With this in mind, here are four more smart tips for saving money during these challenging times.
1. Review your expenses and set a budget
The first step to saving money is to list all your monthly expenses, such as mortgage loan repayments, groceries, transport and fuel. This gives you a clear picture of your spending habits and will help you identify where you can spend less on unnecessary purchases.
Pay particular attention to memberships, subscriptions and streaming services, as there may be a few you no longer use. This can add up to a surprisingly large sum, with research finding the average monthly spend on unused subscriptions is $40.66 – or almost $500 per year.
2. Go incognito when searching the web
One of the best ways to cut unnecessary spending is to put temptation out of reach. Using incognito mode when browsing prevents your search history and surfing habits from being stored.
How does this save you money? Well, Google won’t know what you’ve been looking at – so you won’t receive any tempting, targeted adverts. And because no one else can see what you’ve viewed on the internet, the price of high-value items such as flight tickets won’t increase the more you search for them.
3. Beat the loyalty tax and shop around for better deals
From your broadband to your home loan, energy bills and insurance premiums, shopping around for a better deal is one of the best ways of saving money. That’s because illogical as it may seem, existing customers often pay more than new customers, thanks to something known as the ‘loyalty tax’.
The difference isn’t pocket change either. Take home finance as an example.
The ACCC, the competition watchdog, found in its home loan price inquiry that “many Australians with older home loans paid significantly higher interest rates than borrowers with newer home loans”. Over the life of the loan, this difference added up to tens of thousands of dollars.
4. Get ahead of rate rises by refinancing onto a lower rate
Sadly, it’s all but guaranteed that the Reserve Bank of Australia will continue to lift the country’s official interest rate as it tries to curb soaring inflation. Many lenders will pass on these rate hikes in full to their variable-rate home loan customers. This, in turn, will cause your home mortgage repayments to rise.
You can offset some of these future increases by refinancing onto a lower rate (if your circumstances allow) – as this will let you start from the lowest base possible. A good mortgage broker can help you crunch the numbers and find the best deal for your individual circumstances.
Want to get ahead of rate rises?
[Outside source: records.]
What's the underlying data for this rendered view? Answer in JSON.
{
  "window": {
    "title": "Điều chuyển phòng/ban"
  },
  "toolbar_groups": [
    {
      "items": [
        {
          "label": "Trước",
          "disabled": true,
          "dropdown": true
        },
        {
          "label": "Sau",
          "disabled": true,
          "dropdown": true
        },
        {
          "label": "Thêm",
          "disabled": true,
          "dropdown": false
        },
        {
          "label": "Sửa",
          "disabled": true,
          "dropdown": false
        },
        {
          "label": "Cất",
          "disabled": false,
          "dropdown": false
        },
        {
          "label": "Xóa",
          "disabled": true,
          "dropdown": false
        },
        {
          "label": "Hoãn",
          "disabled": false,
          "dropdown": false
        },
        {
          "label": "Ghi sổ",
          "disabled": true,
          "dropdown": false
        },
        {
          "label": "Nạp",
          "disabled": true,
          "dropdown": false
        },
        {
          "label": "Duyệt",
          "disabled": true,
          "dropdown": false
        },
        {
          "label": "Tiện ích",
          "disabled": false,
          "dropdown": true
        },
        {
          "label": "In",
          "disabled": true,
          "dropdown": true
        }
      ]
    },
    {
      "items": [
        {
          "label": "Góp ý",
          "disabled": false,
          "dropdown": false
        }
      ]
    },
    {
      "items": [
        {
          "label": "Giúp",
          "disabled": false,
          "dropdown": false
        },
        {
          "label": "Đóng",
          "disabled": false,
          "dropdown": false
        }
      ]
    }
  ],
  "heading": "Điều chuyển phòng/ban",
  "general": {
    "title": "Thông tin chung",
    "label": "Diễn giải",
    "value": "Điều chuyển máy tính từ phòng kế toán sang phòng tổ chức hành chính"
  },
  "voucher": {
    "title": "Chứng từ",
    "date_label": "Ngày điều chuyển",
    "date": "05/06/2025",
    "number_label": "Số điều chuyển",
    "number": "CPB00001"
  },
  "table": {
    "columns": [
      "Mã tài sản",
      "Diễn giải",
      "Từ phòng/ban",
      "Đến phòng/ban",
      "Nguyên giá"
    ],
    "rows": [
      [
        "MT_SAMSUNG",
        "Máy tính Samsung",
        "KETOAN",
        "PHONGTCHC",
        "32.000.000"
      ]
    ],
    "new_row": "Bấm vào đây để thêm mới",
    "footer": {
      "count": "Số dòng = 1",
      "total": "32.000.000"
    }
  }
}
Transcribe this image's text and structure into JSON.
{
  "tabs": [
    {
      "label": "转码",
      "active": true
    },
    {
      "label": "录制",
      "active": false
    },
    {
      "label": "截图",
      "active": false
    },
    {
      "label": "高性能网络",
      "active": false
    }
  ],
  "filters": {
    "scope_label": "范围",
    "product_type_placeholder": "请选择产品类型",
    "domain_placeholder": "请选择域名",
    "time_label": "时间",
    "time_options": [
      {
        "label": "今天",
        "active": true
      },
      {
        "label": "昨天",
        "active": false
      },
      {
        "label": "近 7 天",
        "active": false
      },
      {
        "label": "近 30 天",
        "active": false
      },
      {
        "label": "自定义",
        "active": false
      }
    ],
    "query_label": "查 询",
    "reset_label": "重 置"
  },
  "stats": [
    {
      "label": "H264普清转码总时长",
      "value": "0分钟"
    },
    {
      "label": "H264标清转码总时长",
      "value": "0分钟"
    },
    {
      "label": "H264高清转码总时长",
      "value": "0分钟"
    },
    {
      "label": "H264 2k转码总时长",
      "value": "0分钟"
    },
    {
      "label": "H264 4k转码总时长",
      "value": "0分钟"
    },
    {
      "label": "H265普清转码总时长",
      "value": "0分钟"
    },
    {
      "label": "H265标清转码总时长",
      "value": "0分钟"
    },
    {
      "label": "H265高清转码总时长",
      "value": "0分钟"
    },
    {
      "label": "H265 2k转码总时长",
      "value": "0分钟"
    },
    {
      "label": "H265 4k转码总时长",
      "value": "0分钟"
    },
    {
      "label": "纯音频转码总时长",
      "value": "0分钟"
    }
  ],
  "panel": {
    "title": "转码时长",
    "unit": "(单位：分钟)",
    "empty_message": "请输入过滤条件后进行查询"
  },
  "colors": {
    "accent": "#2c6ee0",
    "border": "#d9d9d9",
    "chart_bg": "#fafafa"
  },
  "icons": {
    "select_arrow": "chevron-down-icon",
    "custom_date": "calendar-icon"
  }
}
NMC Finance is an experienced home loan mortgage broker and can help you refinance. Contact Nathan Coad on 0498 766 639 or firstname.lastname@example.org to find out more.